WHAT IS BEING ASKED: I need all of the entries printed exactly.

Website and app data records
*** Block opens ***
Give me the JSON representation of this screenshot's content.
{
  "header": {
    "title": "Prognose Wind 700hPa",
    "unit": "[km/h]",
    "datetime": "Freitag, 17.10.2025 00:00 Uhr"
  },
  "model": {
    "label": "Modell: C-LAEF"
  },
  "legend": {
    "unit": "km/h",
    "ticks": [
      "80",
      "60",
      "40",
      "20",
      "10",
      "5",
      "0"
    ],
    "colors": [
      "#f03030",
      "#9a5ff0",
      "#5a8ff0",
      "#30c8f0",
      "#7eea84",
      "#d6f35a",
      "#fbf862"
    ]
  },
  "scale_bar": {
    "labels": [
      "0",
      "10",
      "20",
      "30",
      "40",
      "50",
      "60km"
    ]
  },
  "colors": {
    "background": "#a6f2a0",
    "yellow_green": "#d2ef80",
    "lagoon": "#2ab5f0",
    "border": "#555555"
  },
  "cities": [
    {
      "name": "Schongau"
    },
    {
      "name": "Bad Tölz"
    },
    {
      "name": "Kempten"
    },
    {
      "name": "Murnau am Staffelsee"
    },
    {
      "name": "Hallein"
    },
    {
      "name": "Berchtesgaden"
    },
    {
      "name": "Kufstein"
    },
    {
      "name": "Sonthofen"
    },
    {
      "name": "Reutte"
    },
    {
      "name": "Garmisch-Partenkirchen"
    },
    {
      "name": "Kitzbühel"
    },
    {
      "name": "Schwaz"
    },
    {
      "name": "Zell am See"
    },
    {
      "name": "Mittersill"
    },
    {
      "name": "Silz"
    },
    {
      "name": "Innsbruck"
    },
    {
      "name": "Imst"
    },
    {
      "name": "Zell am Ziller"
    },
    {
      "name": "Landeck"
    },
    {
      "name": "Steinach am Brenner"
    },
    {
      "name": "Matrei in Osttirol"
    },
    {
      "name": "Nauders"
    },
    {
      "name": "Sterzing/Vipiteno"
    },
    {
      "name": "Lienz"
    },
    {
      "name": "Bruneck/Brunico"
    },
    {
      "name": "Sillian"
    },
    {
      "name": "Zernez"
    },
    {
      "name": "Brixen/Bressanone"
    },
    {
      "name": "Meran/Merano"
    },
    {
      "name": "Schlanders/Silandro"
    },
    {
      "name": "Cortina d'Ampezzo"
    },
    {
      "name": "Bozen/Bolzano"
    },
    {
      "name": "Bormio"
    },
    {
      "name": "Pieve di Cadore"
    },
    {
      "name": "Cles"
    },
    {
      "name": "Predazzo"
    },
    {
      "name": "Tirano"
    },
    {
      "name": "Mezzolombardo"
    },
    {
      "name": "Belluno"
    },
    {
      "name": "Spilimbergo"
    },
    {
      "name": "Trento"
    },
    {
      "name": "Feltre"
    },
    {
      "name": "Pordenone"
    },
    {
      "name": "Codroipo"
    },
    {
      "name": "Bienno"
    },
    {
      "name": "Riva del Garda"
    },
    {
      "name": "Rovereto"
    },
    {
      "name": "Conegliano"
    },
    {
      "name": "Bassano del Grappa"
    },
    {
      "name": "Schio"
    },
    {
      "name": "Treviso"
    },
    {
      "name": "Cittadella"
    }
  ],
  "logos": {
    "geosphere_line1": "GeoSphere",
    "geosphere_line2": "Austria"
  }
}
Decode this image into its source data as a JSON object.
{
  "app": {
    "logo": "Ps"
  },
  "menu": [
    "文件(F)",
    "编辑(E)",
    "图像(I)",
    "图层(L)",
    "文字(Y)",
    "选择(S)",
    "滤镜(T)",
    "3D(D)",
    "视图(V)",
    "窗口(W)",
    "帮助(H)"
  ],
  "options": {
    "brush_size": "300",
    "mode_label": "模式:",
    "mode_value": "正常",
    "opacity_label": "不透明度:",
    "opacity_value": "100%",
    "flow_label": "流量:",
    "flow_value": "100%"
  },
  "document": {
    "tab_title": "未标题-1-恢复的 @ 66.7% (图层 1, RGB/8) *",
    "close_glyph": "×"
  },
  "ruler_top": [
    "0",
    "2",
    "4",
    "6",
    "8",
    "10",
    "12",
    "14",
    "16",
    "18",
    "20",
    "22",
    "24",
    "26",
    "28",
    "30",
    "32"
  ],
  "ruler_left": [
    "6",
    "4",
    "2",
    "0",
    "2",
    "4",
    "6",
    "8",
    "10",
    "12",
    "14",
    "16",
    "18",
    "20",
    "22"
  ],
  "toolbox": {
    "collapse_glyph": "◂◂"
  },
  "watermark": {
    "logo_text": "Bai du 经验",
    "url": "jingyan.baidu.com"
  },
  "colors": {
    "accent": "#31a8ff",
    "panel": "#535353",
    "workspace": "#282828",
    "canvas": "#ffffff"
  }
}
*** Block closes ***
SOLUTION:
Give me the JSON representation of this screenshot's content.
{
  "header": {
    "title": "Prognose Wind 700hPa",
    "unit": "[km/h]",
    "datetime": "Freitag, 17.10.2025 00:00 Uhr"
  },
  "model": {
    "label": "Modell: C-LAEF"
  },
  "legend": {
    "unit": "km/h",
    "ticks": [
      "80",
      "60",
      "40",
      "20",
      "10",
      "5",
      "0"
    ],
    "colors": [
      "#f03030",
      "#9a5ff0",
      "#5a8ff0",
      "#30c8f0",
      "#7eea84",
      "#d6f35a",
      "#fbf862"
    ]
  },
  "scale_bar": {
    "labels": [
      "0",
      "10",
      "20",
      "30",
      "40",
      "50",
      "60km"
    ]
  },
  "colors": {
    "background": "#a6f2a0",
    "yellow_green": "#d2ef80",
    "lagoon": "#2ab5f0",
    "border": "#555555"
  },
  "cities": [
    {
      "name": "Schongau"
    },
    {
      "name": "Bad Tölz"
    },
    {
      "name": "Kempten"
    },
    {
      "name": "Murnau am Staffelsee"
    },
    {
      "name": "Hallein"
    },
    {
      "name": "Berchtesgaden"
    },
    {
      "name": "Kufstein"
    },
    {
      "name": "Sonthofen"
    },
    {
      "name": "Reutte"
    },
    {
      "name": "Garmisch-Partenkirchen"
    },
    {
      "name": "Kitzbühel"
    },
    {
      "name": "Schwaz"
    },
    {
      "name": "Zell am See"
    },
    {
      "name": "Mittersill"
    },
    {
      "name": "Silz"
    },
    {
      "name": "Innsbruck"
    },
    {
      "name": "Imst"
    },
    {
      "name": "Zell am Ziller"
    },
    {
      "name": "Landeck"
    },
    {
      "name": "Steinach am Brenner"
    },
    {
      "name": "Matrei in Osttirol"
    },
    {
      "name": "Nauders"
    },
    {
      "name": "Sterzing/Vipiteno"
    },
    {
      "name": "Lienz"
    },
    {
      "name": "Bruneck/Brunico"
    },
    {
      "name": "Sillian"
    },
    {
      "name": "Zernez"
    },
    {
      "name": "Brixen/Bressanone"
    },
    {
      "name": "Meran/Merano"
    },
    {
      "name": "Schlanders/Silandro"
    },
    {
      "name": "Cortina d'Ampezzo"
    },
    {
      "name": "Bozen/Bolzano"
    },
    {
      "name": "Bormio"
    },
    {
      "name": "Pieve di Cadore"
    },
    {
      "name": "Cles"
    },
    {
      "name": "Predazzo"
    },
    {
      "name": "Tirano"
    },
    {
      "name": "Mezzolombardo"
    },
    {
      "name": "Belluno"
    },
    {
      "name": "Spilimbergo"
    },
    {
      "name": "Trento"
    },
    {
      "name": "Feltre"
    },
    {
      "name": "Pordenone"
    },
    {
      "name": "Codroipo"
    },
    {
      "name": "Bienno"
    },
    {
      "name": "Riva del Garda"
    },
    {
      "name": "Rovereto"
    },
    {
      "name": "Conegliano"
    },
    {
      "name": "Bassano del Grappa"
    },
    {
      "name": "Schio"
    },
    {
      "name": "Treviso"
    },
    {
      "name": "Cittadella"
    }
  ],
  "logos": {
    "geosphere_line1": "GeoSphere",
    "geosphere_line2": "Austria"
  }
}
Decode this image into its source data as a JSON object.
{
  "app": {
    "logo": "Ps"
  },
  "menu": [
    "文件(F)",
    "编辑(E)",
    "图像(I)",
    "图层(L)",
    "文字(Y)",
    "选择(S)",
    "滤镜(T)",
    "3D(D)",
    "视图(V)",
    "窗口(W)",
    "帮助(H)"
  ],
  "options": {
    "brush_size": "300",
    "mode_label": "模式:",
    "mode_value": "正常",
    "opacity_label": "不透明度:",
    "opacity_value": "100%",
    "flow_label": "流量:",
    "flow_value": "100%"
  },
  "document": {
    "tab_title": "未标题-1-恢复的 @ 66.7% (图层 1, RGB/8) *",
    "close_glyph": "×"
  },
  "ruler_top": [
    "0",
    "2",
    "4",
    "6",
    "8",
    "10",
    "12",
    "14",
    "16",
    "18",
    "20",
    "22",
    "24",
    "26",
    "28",
    "30",
    "32"
  ],
  "ruler_left": [
    "6",
    "4",
    "2",
    "0",
    "2",
    "4",
    "6",
    "8",
    "10",
    "12",
    "14",
    "16",
    "18",
    "20",
    "22"
  ],
  "toolbox": {
    "collapse_glyph": "◂◂"
  },
  "watermark": {
    "logo_text": "Bai du 经验",
    "url": "jingyan.baidu.com"
  },
  "colors": {
    "accent": "#31a8ff",
    "panel": "#535353",
    "workspace": "#282828",
    "canvas": "#ffffff"
  }
}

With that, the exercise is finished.